Consider what it will be like to be gone

20180331_113550

Hindsight is 20/20. One of my memories of first grade was on the playground in the line for tetherball. A disagreement arose centered around the ambiguous guidelines we were calling the “rules” for playground tetherball. With tears welling up in his eyes at the perceived unfairness of the situation, one of the popular kids disinvited another one of the popular kids from his birthday party. A hush fell over the playground. Disinvitation from a birthday party was the pinnacle of first grade anger and hatred.

Looking at people who are in a stage of life through which we have already passed through, such as elementary school, high school, the first job, or any number of other stages, it is easy to maintain a context and objectivity. However when actually living through those stages, it becomes extraordinarily difficult to maintain context and objectivity. As stupid as a birthday party sounds now, when you are 6 years old and can only remember 1 or 2 of your own birthdays, these trivial cultural celebrations become of ultimate importance. Relationships, awards, publications, jobs, and tests that felt like they had the weight of the world resting on them can be looked back upon with barely an afterthought.  Peter Thiel, co-founder of paypal and venture capitalist, writes about how difficult it was to quit at his law firm. From the outside it looked easy to quit, simply walk out the door. But from the inside the difficulty in leaving was more akin to an escape from prison.

Often the opinions of our current peers and supervisors feel like they mean the world to us. It is often helpful to imagine what leaving your current job, social circle, or school will feel like. That supervisor who you were always trying to please, well their opinion no longer has any bearing. Your arch enemy in the adjoining cubicle is reduced to a mildly annoying memory. Your work, while certainly having some meaning, likely will not have the same life and death consequences that you imagined them to have. What you will take with you is the experiences and knowledge you gained as well as the friendships you DECIDE to maintain. Everything else will be like an invitation to a 6 year olds birthday party.

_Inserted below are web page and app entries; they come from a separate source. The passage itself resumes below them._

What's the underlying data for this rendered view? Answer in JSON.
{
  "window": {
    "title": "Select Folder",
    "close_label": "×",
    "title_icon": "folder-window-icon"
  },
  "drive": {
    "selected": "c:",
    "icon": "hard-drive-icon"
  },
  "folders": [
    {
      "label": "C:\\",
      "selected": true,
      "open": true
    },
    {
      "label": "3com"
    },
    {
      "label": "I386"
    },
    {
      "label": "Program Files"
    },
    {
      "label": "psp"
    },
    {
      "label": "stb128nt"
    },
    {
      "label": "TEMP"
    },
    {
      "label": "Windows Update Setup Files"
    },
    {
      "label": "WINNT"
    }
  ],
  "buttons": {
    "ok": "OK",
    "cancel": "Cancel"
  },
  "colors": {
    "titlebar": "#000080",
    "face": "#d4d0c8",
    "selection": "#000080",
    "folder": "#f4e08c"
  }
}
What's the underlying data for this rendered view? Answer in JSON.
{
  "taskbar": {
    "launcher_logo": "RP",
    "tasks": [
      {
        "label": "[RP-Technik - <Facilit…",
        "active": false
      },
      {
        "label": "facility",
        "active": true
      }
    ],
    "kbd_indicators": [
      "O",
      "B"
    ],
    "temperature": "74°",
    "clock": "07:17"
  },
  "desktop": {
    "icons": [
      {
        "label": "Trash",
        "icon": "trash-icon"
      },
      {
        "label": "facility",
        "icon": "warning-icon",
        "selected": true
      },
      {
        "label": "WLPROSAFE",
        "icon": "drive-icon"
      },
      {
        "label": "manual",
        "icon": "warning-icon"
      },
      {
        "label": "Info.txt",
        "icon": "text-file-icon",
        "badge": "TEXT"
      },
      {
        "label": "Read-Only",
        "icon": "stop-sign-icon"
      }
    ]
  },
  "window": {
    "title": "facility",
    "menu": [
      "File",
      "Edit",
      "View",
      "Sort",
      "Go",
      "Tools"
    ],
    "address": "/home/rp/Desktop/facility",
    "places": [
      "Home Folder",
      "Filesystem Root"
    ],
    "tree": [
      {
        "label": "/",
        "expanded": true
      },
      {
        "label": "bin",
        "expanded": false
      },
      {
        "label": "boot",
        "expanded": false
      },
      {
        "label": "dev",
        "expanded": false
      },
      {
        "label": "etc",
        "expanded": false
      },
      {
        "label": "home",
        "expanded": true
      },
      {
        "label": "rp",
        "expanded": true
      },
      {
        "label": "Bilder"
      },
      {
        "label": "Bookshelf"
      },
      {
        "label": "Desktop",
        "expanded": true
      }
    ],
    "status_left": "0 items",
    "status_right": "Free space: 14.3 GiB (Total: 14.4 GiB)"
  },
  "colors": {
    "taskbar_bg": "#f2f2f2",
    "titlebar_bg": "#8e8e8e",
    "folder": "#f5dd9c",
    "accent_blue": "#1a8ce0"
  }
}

So even as you work hard in your current phase of life, consider what it will be like to be gone.

Never Quit on the First Day

 

20180401_162225

Starting things are difficult. Whether it is living in a new city, starting a new job, going to a new school, or standing at the beginning of anything for which you do not have a good routine, the start is rough. When I run, the first three miles are always painful. When I start a new service in the hospital the first few days are always disorienting and confusing. I often get lost several times a day, am generally of very little help to anyone, and am not too certain of what my actual job or responsibilities in this new team are. Whenever I have moved to a new city the first month is always difficult. Where to get cheap gas, find good food, and connect with new friends is difficult and leaves one wishing for “the good ‘ole days”. During these periods of transition I will often give myself a date or time in the future when I can quit if I so choose. When I run that’s at the 3 mile mark since I know that by that time I will have found a rhythm and adjusted to the exercise. When I start a new service it is generally a week since I know that by that time I will have made some friends, figured out what I am supposed to be doing, and have established a general map of where things are in the hospital. When I move to a new city it has generally been after I have accomplished something such as the end of the first quarter of college or the completion of one cycle of medical school. At that point I have found a routine and can ride a sense of accomplishment into productivity and a happier frame of mind.

When starting something new try to avoid thinking about how you feel and whether you are enjoying your time until after the first day. Because invariably the answer is that you are uncomfortable, slightly tired, and generally wish you were back in bed. But keep going and often you will find a new rhythm, a new pattern, and a new satisfaction. If nothing else you will have developed a strong sense of grit and a new set of experiences that will be informative in the future. Whatever you do, never quit on the first day.